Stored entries
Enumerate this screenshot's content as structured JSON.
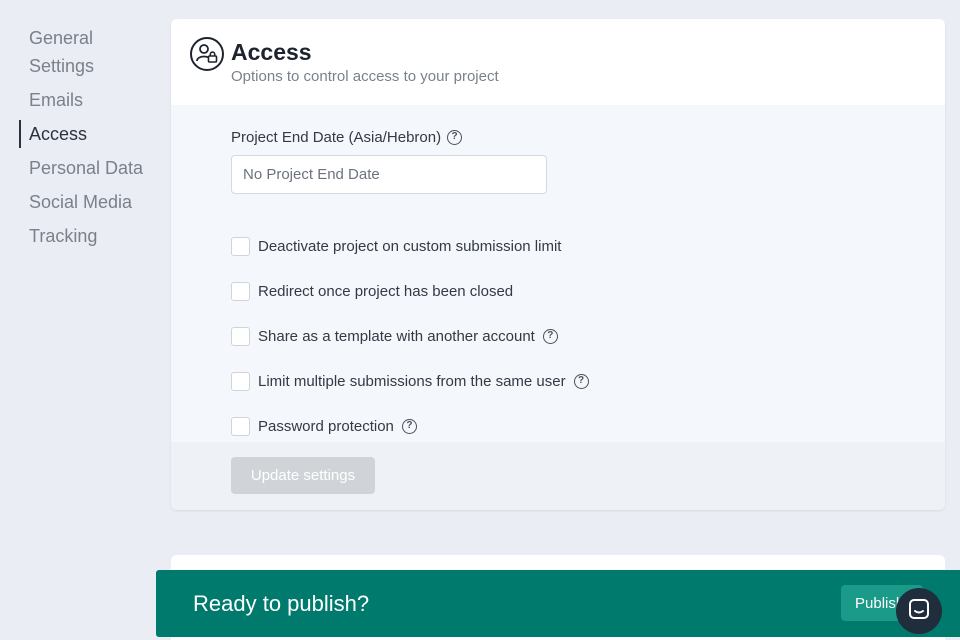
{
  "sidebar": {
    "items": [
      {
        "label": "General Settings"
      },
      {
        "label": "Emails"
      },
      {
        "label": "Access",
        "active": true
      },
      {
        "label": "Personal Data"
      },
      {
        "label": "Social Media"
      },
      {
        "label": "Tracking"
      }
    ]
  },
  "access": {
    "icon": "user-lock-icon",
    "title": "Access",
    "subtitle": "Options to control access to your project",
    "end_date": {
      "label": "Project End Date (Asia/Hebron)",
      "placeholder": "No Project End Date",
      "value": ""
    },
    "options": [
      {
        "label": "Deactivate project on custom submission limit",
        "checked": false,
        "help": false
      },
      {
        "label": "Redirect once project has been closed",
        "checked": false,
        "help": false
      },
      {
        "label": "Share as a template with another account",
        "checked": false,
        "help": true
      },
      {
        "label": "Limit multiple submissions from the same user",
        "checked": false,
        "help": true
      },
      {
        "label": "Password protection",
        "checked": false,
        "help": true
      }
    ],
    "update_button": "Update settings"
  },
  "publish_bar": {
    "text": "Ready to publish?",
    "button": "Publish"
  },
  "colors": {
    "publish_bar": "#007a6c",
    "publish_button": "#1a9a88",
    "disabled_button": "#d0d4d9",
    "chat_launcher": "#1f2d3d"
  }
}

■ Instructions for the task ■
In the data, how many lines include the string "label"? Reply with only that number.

■ Written solution ■
12